With a hand-painted canvas, the needlepoint pattern is hand-painted on the canvas.
Historically, a producer of hand-painted canvas products would typically hire one person to do a set of designs, and then have numerous people doing the hand-painting in accordance to these design, paying them a fixed fee for each finished canvas.
Stitch-painted or not?
If the canvas is stitch-painted, the painter has carefully painted what looks like a stitch where each thread intersection should be, making it very easy for even a novice embroiderer to get it right and picking the right colour for each intersection.
If the canvas isn’t stitch-painted, the embroiderer must exercise more judgement about which colours to use for each individual intersection, since the painted on image is a looser guide than what a stitch-painted one would be. Many non-novice embroiderers appreciate this, since it gives them more free range to explore their own creativity when it comes to thread, colour and stitch selection.
When you purchase a trammed canvas, the design has already been stitched on by hand with horizontal stitches of varying length, using the recommended colours. Usually, the trammed canvas is sold as a part of a package that also includes all the threads needed to embroider the image.
When you use a trammed canvas, you stitch tent stitches over the existing horizontal lines, using the horizontal lines as a guide.
If the design includes a large area of mono-colour, this area will typically not contain any horizontal stitches and the package will not contain threads for this area. The embroiderer is thus free to select colour for this section on their own, or even break from the pattern and use more than one colour.
Historically, the island of Madeira, located off the north-western coast of continental Africa, was a major producer of trammed canvases for the European market.
The most common method for producing a printed canvas for needlepoint is screen printing, a printing technique where a mesh is used to transfer ink onto the canvas, and where a blocking stencil is utilized to keep certain areas of the canvas free of ink.
Printing the canvas is much quicker and less labour intensive than hand-painting or tramming.

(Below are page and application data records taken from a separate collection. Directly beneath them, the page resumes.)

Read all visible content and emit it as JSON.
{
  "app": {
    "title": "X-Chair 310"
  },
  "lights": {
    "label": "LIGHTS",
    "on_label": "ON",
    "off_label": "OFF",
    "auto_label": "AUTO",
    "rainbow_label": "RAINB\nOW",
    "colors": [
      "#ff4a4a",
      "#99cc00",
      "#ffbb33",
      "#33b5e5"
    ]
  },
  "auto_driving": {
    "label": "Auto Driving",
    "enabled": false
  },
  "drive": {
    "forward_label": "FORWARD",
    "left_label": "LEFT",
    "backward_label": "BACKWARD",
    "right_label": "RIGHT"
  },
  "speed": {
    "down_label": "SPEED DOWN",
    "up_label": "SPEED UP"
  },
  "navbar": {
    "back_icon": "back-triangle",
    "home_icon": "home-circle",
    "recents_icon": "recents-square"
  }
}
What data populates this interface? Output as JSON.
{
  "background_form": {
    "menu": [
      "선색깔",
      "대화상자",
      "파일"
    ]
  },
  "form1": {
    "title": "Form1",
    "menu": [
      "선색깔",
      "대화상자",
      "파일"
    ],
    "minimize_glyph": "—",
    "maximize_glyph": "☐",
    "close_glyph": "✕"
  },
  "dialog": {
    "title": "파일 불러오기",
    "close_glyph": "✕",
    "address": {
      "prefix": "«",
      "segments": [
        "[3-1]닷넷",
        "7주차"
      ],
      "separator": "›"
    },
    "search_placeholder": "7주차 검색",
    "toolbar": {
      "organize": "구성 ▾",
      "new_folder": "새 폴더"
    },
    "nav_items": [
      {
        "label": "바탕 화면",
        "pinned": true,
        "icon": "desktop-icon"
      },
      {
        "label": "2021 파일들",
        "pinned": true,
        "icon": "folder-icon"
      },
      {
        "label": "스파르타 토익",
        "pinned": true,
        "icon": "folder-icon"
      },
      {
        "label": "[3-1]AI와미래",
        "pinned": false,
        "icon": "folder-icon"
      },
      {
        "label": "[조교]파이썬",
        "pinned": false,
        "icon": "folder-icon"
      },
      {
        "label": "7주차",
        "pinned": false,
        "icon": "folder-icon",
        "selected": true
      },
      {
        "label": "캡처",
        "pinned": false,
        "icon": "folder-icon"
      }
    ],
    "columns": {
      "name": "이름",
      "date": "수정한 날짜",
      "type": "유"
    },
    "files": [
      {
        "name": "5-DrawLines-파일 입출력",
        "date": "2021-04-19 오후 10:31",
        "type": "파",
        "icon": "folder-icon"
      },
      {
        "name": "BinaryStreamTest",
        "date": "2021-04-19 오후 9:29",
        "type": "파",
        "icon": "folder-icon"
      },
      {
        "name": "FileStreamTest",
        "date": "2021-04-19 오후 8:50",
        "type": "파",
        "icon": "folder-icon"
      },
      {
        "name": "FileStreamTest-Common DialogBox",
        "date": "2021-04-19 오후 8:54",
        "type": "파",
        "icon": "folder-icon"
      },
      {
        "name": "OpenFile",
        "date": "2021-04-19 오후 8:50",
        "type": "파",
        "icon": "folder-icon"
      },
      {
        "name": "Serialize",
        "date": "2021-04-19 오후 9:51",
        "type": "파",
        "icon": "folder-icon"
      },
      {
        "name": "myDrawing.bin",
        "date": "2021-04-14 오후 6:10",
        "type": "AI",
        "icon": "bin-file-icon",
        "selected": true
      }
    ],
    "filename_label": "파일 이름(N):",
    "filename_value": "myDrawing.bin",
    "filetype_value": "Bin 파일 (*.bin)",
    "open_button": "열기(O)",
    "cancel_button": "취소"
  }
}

On the downside, the colour palette tend to be more limited, which in turn limits the complexity of the design.
Free-form: An alternative to using patterns
Instead of buying patterns, or making their own patterns in advance, some needlepoint embroiderers prefer to simply stitch without having any physical pattern to consult. Some have a fairly detailed idea of what they want to the end result to look like, while others go fully free-form and stitch whatever their fantasy suggests to them in the moment.